** Opening RECORDS FOR THE EXERCISE block **
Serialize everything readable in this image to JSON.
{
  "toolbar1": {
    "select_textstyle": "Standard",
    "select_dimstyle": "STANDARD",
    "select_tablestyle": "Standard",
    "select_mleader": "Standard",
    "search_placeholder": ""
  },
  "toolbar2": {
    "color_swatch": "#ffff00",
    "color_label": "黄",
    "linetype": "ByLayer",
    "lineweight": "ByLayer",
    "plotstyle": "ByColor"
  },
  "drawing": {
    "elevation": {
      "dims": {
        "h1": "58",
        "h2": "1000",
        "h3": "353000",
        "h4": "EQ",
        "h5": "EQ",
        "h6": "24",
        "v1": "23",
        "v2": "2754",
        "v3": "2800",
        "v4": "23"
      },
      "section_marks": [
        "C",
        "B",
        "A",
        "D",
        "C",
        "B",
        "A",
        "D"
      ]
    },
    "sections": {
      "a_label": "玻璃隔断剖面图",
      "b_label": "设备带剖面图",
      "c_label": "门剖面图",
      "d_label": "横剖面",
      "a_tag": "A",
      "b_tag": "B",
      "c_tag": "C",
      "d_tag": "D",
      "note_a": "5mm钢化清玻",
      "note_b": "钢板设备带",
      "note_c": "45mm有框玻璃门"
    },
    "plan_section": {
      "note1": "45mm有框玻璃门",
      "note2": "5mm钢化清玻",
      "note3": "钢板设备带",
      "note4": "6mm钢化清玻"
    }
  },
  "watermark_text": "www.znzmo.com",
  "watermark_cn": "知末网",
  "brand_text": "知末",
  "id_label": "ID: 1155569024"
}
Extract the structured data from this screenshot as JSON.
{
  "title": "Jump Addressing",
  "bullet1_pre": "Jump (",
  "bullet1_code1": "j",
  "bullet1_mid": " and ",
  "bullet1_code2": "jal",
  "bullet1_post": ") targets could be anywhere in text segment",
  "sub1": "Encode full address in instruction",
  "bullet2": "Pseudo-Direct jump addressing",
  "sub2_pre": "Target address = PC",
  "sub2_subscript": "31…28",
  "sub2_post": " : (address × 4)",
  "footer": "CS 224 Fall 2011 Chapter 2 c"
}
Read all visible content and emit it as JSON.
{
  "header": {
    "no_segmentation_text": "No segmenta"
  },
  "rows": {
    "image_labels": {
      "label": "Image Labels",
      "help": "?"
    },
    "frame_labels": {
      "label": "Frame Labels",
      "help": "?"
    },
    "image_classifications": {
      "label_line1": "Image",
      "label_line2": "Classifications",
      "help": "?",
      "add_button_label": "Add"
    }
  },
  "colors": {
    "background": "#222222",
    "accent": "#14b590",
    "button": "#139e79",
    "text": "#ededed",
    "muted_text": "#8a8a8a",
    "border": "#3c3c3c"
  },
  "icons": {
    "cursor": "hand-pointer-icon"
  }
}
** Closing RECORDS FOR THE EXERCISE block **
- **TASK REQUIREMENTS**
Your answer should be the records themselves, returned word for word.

- **RESULT OF THE EXERCISE**
Serialize everything readable in this image to JSON.
{
  "toolbar1": {
    "select_textstyle": "Standard",
    "select_dimstyle": "STANDARD",
    "select_tablestyle": "Standard",
    "select_mleader": "Standard",
    "search_placeholder": ""
  },
  "toolbar2": {
    "color_swatch": "#ffff00",
    "color_label": "黄",
    "linetype": "ByLayer",
    "lineweight": "ByLayer",
    "plotstyle": "ByColor"
  },
  "drawing": {
    "elevation": {
      "dims": {
        "h1": "58",
        "h2": "1000",
        "h3": "353000",
        "h4": "EQ",
        "h5": "EQ",
        "h6": "24",
        "v1": "23",
        "v2": "2754",
        "v3": "2800",
        "v4": "23"
      },
      "section_marks": [
        "C",
        "B",
        "A",
        "D",
        "C",
        "B",
        "A",
        "D"
      ]
    },
    "sections": {
      "a_label": "玻璃隔断剖面图",
      "b_label": "设备带剖面图",
      "c_label": "门剖面图",
      "d_label": "横剖面",
      "a_tag": "A",
      "b_tag": "B",
      "c_tag": "C",
      "d_tag": "D",
      "note_a": "5mm钢化清玻",
      "note_b": "钢板设备带",
      "note_c": "45mm有框玻璃门"
    },
    "plan_section": {
      "note1": "45mm有框玻璃门",
      "note2": "5mm钢化清玻",
      "note3": "钢板设备带",
      "note4": "6mm钢化清玻"
    }
  },
  "watermark_text": "www.znzmo.com",
  "watermark_cn": "知末网",
  "brand_text": "知末",
  "id_label": "ID: 1155569024"
}
Extract the structured data from this screenshot as JSON.
{
  "title": "Jump Addressing",
  "bullet1_pre": "Jump (",
  "bullet1_code1": "j",
  "bullet1_mid": " and ",
  "bullet1_code2": "jal",
  "bullet1_post": ") targets could be anywhere in text segment",
  "sub1": "Encode full address in instruction",
  "bullet2": "Pseudo-Direct jump addressing",
  "sub2_pre": "Target address = PC",
  "sub2_subscript": "31…28",
  "sub2_post": " : (address × 4)",
  "footer": "CS 224 Fall 2011 Chapter 2 c"
}
Read all visible content and emit it as JSON.
{
  "header": {
    "no_segmentation_text": "No segmenta"
  },
  "rows": {
    "image_labels": {
      "label": "Image Labels",
      "help": "?"
    },
    "frame_labels": {
      "label": "Frame Labels",
      "help": "?"
    },
    "image_classifications": {
      "label_line1": "Image",
      "label_line2": "Classifications",
      "help": "?",
      "add_button_label": "Add"
    }
  },
  "colors": {
    "background": "#222222",
    "accent": "#14b590",
    "button": "#139e79",
    "text": "#ededed",
    "muted_text": "#8a8a8a",
    "border": "#3c3c3c"
  },
  "icons": {
    "cursor": "hand-pointer-icon"
  }
}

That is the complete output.